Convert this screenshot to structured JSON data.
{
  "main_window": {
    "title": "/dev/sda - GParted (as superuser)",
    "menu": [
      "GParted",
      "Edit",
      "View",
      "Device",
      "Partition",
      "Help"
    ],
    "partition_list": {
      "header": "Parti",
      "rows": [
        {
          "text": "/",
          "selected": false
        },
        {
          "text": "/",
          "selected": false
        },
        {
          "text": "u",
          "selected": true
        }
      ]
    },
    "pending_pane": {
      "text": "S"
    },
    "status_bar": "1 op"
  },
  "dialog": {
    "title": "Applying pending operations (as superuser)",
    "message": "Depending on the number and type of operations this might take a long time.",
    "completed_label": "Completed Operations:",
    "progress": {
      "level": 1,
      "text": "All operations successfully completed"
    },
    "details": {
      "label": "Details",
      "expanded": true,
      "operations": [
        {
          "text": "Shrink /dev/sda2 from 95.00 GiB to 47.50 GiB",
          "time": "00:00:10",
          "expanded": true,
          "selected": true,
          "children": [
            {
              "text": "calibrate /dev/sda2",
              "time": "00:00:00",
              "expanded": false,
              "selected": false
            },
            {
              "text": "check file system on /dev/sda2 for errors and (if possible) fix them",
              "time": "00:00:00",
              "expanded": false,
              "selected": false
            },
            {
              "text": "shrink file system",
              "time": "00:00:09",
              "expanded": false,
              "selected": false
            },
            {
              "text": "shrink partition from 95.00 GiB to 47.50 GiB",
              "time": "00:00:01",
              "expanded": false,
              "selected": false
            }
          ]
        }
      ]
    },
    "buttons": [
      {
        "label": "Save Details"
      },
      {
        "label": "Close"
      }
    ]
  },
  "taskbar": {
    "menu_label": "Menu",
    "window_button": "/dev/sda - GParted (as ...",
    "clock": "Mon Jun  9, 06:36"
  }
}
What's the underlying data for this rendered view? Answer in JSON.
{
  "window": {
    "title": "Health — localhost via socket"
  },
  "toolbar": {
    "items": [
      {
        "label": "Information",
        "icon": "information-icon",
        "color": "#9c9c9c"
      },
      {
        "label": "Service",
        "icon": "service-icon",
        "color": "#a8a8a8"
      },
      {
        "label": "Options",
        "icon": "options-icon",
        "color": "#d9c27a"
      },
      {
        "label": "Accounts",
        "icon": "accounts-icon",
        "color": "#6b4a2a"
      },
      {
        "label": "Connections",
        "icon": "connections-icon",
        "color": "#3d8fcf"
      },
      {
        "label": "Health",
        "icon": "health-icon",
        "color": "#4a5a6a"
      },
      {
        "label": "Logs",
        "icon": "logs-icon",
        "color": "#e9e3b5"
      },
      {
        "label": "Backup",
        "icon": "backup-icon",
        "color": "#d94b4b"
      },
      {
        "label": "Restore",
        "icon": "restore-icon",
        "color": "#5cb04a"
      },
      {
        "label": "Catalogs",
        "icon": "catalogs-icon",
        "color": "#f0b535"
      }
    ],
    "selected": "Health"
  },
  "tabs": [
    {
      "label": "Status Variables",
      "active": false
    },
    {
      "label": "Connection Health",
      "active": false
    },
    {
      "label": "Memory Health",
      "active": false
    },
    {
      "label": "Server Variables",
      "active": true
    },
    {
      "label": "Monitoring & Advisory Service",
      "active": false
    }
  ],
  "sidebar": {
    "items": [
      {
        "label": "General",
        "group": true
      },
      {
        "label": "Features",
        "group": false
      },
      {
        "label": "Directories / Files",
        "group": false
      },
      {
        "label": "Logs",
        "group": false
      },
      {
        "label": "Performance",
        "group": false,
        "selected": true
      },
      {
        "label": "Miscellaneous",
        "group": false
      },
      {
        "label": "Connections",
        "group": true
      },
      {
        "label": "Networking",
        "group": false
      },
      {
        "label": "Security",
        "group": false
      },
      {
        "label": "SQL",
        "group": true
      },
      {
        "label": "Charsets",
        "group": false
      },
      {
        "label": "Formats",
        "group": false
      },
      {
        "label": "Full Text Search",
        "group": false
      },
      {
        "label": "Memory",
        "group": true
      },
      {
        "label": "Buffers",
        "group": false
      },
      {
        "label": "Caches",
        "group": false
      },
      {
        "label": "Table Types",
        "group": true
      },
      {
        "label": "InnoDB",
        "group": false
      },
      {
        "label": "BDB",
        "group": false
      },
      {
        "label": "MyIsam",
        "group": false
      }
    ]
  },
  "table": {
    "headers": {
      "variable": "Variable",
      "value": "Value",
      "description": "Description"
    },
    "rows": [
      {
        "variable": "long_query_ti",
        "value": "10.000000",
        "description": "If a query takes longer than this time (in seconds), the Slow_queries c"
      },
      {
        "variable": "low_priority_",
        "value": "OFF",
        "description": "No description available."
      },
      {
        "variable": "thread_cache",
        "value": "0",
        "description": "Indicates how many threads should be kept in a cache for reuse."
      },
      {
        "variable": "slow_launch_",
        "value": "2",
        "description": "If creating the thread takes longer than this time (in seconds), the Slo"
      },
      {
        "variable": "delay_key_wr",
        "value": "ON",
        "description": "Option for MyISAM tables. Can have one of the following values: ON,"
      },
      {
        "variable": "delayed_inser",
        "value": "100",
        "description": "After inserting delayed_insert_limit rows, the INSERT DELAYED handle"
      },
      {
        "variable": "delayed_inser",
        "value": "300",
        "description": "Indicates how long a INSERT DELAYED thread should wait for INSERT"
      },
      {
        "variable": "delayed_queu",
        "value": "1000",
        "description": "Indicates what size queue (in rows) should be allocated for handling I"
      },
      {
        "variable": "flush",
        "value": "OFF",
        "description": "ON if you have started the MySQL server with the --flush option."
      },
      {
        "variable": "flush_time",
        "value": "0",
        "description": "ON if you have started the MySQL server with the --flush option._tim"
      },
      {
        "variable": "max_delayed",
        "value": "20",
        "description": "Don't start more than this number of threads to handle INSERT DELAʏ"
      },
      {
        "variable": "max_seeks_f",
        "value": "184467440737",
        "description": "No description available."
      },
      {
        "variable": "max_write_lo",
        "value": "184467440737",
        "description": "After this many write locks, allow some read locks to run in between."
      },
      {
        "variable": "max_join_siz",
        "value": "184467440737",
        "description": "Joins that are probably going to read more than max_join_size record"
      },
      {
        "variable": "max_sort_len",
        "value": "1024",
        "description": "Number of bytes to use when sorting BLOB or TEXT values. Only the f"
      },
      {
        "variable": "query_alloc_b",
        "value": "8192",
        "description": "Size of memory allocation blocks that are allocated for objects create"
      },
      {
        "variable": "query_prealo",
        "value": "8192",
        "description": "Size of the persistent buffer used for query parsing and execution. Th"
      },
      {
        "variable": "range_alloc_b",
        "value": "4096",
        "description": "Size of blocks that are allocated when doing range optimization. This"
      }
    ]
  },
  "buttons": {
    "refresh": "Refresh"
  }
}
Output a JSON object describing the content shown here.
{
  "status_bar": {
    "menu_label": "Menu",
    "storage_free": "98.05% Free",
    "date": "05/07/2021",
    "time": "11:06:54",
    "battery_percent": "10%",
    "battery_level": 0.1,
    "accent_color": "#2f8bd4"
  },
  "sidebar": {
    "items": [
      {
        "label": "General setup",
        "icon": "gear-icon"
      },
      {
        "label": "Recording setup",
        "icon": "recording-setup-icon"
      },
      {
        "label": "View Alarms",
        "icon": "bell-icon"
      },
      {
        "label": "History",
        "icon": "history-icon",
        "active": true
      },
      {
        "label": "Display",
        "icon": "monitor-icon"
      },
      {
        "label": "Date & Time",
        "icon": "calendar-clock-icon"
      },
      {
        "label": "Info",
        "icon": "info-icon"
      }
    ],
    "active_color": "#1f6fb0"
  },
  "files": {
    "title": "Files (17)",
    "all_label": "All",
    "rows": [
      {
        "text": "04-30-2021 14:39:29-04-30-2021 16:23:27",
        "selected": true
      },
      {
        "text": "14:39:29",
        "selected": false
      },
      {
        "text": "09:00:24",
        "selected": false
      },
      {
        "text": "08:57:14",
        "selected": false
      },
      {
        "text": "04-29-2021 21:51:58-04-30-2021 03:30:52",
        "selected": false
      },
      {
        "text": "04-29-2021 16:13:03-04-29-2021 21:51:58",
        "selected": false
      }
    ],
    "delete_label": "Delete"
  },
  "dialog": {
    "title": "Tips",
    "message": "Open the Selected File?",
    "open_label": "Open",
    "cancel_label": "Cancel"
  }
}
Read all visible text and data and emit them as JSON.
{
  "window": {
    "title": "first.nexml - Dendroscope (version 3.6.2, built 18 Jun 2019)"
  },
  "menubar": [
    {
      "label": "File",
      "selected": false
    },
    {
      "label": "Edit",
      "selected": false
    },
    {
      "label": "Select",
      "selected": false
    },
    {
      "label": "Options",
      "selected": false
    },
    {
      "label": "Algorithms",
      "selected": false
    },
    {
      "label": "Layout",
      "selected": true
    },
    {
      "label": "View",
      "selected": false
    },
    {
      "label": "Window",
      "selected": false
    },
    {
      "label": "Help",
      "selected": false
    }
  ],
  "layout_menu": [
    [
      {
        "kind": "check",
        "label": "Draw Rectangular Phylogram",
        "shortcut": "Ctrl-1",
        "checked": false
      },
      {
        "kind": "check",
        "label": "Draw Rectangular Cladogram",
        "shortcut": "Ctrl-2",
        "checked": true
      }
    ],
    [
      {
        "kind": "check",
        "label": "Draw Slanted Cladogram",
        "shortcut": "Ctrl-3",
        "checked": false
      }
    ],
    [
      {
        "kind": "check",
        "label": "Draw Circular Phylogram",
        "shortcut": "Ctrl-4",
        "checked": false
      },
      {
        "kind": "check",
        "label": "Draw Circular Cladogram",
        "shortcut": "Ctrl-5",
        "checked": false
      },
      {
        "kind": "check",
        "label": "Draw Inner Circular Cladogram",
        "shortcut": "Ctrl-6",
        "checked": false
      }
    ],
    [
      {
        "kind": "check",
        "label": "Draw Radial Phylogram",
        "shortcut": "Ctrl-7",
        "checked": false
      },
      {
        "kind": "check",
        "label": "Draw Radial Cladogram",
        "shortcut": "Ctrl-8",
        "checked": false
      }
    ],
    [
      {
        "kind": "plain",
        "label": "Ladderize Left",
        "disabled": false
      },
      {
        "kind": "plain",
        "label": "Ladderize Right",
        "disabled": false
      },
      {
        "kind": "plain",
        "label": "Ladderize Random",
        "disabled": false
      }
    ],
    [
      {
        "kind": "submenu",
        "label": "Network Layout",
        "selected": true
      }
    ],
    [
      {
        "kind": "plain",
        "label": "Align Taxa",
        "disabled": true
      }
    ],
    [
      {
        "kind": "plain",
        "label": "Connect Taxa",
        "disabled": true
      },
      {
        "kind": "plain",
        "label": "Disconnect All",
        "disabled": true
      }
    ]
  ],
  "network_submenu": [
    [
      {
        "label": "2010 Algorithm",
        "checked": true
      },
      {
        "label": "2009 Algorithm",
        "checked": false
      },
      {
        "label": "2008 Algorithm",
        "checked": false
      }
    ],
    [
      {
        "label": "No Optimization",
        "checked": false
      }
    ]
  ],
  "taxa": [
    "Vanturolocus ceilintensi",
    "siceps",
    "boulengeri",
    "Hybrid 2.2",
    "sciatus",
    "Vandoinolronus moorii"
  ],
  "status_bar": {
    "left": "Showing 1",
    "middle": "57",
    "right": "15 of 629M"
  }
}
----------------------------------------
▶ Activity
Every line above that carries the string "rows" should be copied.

▶ Solution to this problem
      "rows": [
    "rows": [
        "description": "After inserting delayed_insert_limit rows, the INSERT DELAYED handle"
        "description": "Indicates what size queue (in rows) should be allocated for handling I"
    "rows": [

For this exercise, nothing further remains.